While some have asked whether the gun world needs another long range round, especially when .308 Win and the Creedmoors have dominated the existing market, the ballistics team at Hornady says another having another heavy hitting round doesn’t hurt.

“We needed it,” Jayden Quinlan, ballistician at Hornady told American Hunter at a pre-release field test in September 2018. “Ammo guys build ammo to spec. They build ammo based on fit in existing actions. This creates a limited design cycle. So we thought, ‘This is not working. Let’s do what we want. Let’s do what we need.’”

SAAMI-approved in August 2018, the 300 PRC looks to offer target and match shooters more options without sacrificing accuracy potential. SAAMI Executive Director Rick Patterson said that the 300 PRC and its sibling the 6.5 PRC deserved SAAMI’s stamp of approval based off the rounds’ ability to meet shooters’ needs.

“SAAMI member companies are the leaders of firearm and ammunition development and innovation,” said Patterson in a press release. “Both the 6.5 and 300 PRC cartridges seek to meet the demand for increased accuracy in today’s trending sport of long-range shooting, and we are pleased to add these new cartridges to our SAAMI Standards.”

Despite a positive outlook, the 300 PRC is still new which means there’s no solid way to tell whether it will become the next big thing; but early range reports suggest that the .300 PRC may achieve exactly what it was created to do — to provide magnum caliber cartridge fans a new and possibly better way to elevate long range precision shooting.

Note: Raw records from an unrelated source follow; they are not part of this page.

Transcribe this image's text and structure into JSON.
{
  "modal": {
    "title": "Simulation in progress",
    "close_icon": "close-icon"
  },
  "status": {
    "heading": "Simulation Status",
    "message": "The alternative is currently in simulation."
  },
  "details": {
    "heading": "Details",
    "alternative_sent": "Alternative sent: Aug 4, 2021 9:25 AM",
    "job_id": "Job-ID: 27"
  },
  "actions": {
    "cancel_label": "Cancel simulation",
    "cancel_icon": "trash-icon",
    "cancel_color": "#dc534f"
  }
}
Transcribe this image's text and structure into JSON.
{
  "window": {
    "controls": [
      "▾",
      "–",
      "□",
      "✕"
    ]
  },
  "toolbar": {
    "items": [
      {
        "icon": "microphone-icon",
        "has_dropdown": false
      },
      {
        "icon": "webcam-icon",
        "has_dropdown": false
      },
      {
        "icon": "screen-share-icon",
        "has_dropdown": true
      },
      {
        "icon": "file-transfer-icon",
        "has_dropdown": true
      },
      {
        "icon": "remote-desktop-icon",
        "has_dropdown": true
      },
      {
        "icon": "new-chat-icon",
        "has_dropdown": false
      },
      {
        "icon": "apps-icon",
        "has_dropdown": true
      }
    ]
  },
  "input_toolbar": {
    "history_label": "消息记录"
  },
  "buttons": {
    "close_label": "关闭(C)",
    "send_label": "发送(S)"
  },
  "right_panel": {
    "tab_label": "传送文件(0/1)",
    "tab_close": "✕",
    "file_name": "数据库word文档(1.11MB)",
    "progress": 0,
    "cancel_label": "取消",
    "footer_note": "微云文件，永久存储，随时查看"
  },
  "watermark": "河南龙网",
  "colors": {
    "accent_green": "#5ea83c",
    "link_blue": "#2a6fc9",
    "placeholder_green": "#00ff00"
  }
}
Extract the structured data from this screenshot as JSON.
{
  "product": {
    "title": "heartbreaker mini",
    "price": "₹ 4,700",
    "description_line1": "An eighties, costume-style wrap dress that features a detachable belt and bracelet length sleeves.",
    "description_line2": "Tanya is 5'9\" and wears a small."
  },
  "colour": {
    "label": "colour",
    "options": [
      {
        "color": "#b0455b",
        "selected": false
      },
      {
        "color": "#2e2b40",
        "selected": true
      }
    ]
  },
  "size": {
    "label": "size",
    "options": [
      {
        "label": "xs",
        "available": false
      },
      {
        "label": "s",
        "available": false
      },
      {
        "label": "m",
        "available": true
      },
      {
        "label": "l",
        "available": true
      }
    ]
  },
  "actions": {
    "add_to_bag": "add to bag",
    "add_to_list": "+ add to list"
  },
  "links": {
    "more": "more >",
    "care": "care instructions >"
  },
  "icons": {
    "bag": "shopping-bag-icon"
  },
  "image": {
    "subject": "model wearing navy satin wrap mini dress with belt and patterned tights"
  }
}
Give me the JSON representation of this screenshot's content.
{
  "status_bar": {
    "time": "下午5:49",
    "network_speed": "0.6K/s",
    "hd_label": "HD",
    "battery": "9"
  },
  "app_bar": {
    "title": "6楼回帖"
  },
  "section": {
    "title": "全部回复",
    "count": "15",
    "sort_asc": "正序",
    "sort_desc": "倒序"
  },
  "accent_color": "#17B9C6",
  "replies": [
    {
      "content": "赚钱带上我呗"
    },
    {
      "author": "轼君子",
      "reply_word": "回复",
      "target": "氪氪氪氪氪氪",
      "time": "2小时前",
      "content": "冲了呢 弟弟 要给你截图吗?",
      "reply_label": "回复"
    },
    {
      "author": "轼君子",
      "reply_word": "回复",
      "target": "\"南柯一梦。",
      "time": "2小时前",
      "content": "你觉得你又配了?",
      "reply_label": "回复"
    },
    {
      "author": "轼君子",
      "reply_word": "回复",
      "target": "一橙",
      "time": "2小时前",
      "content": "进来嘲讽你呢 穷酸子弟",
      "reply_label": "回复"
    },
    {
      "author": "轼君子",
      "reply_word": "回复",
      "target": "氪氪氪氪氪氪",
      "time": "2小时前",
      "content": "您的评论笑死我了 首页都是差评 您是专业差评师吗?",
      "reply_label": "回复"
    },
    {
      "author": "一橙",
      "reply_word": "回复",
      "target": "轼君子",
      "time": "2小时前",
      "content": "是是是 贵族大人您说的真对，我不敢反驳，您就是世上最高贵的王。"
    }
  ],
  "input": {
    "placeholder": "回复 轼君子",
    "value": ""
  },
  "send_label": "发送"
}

Latest Reviews

  • A Look at the Sig P238, A Year Later

    The Sig Sauer P238 was the first .380 ACP BUG to grace my gun safe, a welcomed addition to the 9mm polymers, .38 SPL revolvers, and .45 ACP 1911s. After more than a year's worth of use, where do I stand on the P238? Let's find out.

    Read More
  • Tuck & Carry: CCW in a Skirt

    Aimed at those who want the comfort and convenience of a skirt but with the protection of a holstered gun, the Tuck & Carry occupies what I term apparel holsters -- that is clothing/holster duos.

    Read More
  • The Marlin Dark in .45-70 is Stealthy and Modern

    Flash forward the lever gun of Western lore to the 2020s, where Marlin has taken that classic design and given it a modern upgrade. Meet the Marlin Dark.

    Read More
  • Gear Review: Sig Sauer Tango 6T 1-6

    Sig Sauer has long been a big name in the firearms industry, so it came as no surprise several years ago when Sig filled out its repertoire with its own optics line. Today, we’re looking at the Tango 6T, a 1-6 low power variable optic.

    Read More

Loading